Scan the entries below for "icon" and copy each line that holds it.
▬▬▬
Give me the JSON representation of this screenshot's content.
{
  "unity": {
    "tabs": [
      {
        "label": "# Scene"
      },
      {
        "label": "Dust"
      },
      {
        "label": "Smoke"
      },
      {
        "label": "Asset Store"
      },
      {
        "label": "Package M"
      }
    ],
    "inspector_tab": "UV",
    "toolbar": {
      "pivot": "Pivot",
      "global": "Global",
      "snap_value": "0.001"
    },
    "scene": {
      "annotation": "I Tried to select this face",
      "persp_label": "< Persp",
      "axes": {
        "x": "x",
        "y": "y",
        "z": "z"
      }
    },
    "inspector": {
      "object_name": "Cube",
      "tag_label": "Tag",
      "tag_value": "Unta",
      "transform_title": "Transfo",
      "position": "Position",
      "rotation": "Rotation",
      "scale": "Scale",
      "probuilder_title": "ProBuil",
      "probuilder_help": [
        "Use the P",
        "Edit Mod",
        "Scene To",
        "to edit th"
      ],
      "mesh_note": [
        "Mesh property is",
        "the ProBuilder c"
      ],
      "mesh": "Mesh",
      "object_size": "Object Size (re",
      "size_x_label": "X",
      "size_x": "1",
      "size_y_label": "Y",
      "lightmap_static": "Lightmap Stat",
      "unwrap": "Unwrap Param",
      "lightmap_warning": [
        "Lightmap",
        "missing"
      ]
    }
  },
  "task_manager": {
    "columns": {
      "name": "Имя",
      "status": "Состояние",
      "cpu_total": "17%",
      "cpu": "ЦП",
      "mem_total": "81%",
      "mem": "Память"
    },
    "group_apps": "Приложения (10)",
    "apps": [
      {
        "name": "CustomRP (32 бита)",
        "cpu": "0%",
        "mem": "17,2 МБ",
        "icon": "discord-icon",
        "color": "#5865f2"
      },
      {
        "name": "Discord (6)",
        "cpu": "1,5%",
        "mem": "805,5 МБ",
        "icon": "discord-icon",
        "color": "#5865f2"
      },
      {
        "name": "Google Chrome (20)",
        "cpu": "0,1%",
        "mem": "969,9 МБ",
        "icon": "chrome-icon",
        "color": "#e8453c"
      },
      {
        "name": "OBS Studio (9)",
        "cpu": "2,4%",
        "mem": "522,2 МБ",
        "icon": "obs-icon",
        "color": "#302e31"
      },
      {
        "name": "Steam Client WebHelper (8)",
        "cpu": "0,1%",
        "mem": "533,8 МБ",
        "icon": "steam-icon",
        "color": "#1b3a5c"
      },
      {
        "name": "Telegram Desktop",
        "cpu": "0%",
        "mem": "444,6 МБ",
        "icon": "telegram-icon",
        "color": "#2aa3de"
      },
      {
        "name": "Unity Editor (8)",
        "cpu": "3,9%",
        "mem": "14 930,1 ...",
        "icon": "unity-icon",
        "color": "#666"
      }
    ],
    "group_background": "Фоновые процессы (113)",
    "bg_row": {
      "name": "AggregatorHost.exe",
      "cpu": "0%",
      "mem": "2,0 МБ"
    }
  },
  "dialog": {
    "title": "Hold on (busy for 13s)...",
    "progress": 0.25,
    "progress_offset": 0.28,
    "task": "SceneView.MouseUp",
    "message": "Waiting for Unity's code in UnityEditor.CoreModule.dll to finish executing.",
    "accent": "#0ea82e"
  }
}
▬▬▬
*The completed task:*
        "icon": "discord-icon",
        "icon": "discord-icon",
        "icon": "chrome-icon",
        "icon": "obs-icon",
        "icon": "steam-icon",
        "icon": "telegram-icon",
        "icon": "unity-icon",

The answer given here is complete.